● **Work order**: Please retype the records that appear below, exactly and in full.

● **Provided entries**:
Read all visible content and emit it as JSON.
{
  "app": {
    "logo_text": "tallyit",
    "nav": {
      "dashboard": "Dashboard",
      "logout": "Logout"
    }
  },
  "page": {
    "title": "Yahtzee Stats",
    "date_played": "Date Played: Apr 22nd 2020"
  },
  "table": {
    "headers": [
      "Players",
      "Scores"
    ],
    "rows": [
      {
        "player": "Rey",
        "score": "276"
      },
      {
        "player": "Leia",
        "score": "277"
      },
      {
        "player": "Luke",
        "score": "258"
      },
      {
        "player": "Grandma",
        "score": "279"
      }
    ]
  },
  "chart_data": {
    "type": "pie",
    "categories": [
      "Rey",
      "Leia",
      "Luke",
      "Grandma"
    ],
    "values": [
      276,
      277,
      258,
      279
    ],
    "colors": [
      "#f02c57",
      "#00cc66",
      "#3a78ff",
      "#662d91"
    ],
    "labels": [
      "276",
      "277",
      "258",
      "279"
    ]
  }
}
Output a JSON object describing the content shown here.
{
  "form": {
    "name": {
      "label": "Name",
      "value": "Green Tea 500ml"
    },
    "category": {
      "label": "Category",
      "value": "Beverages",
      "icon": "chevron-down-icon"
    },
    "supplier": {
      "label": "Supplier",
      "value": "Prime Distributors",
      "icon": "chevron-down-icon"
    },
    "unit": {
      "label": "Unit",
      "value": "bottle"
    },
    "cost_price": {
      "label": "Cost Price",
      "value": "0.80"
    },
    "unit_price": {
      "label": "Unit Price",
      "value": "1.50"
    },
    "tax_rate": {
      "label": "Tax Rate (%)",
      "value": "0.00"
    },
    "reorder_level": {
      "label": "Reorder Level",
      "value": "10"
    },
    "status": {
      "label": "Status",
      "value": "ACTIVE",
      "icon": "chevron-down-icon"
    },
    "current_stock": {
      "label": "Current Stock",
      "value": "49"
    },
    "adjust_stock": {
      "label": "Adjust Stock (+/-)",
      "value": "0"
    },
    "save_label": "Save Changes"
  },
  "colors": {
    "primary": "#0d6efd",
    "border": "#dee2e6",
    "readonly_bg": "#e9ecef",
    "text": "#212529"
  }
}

● **Exercise response**:
Read all visible content and emit it as JSON.
{
  "app": {
    "logo_text": "tallyit",
    "nav": {
      "dashboard": "Dashboard",
      "logout": "Logout"
    }
  },
  "page": {
    "title": "Yahtzee Stats",
    "date_played": "Date Played: Apr 22nd 2020"
  },
  "table": {
    "headers": [
      "Players",
      "Scores"
    ],
    "rows": [
      {
        "player": "Rey",
        "score": "276"
      },
      {
        "player": "Leia",
        "score": "277"
      },
      {
        "player": "Luke",
        "score": "258"
      },
      {
        "player": "Grandma",
        "score": "279"
      }
    ]
  },
  "chart_data": {
    "type": "pie",
    "categories": [
      "Rey",
      "Leia",
      "Luke",
      "Grandma"
    ],
    "values": [
      276,
      277,
      258,
      279
    ],
    "colors": [
      "#f02c57",
      "#00cc66",
      "#3a78ff",
      "#662d91"
    ],
    "labels": [
      "276",
      "277",
      "258",
      "279"
    ]
  }
}
Output a JSON object describing the content shown here.
{
  "form": {
    "name": {
      "label": "Name",
      "value": "Green Tea 500ml"
    },
    "category": {
      "label": "Category",
      "value": "Beverages",
      "icon": "chevron-down-icon"
    },
    "supplier": {
      "label": "Supplier",
      "value": "Prime Distributors",
      "icon": "chevron-down-icon"
    },
    "unit": {
      "label": "Unit",
      "value": "bottle"
    },
    "cost_price": {
      "label": "Cost Price",
      "value": "0.80"
    },
    "unit_price": {
      "label": "Unit Price",
      "value": "1.50"
    },
    "tax_rate": {
      "label": "Tax Rate (%)",
      "value": "0.00"
    },
    "reorder_level": {
      "label": "Reorder Level",
      "value": "10"
    },
    "status": {
      "label": "Status",
      "value": "ACTIVE",
      "icon": "chevron-down-icon"
    },
    "current_stock": {
      "label": "Current Stock",
      "value": "49"
    },
    "adjust_stock": {
      "label": "Adjust Stock (+/-)",
      "value": "0"
    },
    "save_label": "Save Changes"
  },
  "colors": {
    "primary": "#0d6efd",
    "border": "#dee2e6",
    "readonly_bg": "#e9ecef",
    "text": "#212529"
  }
}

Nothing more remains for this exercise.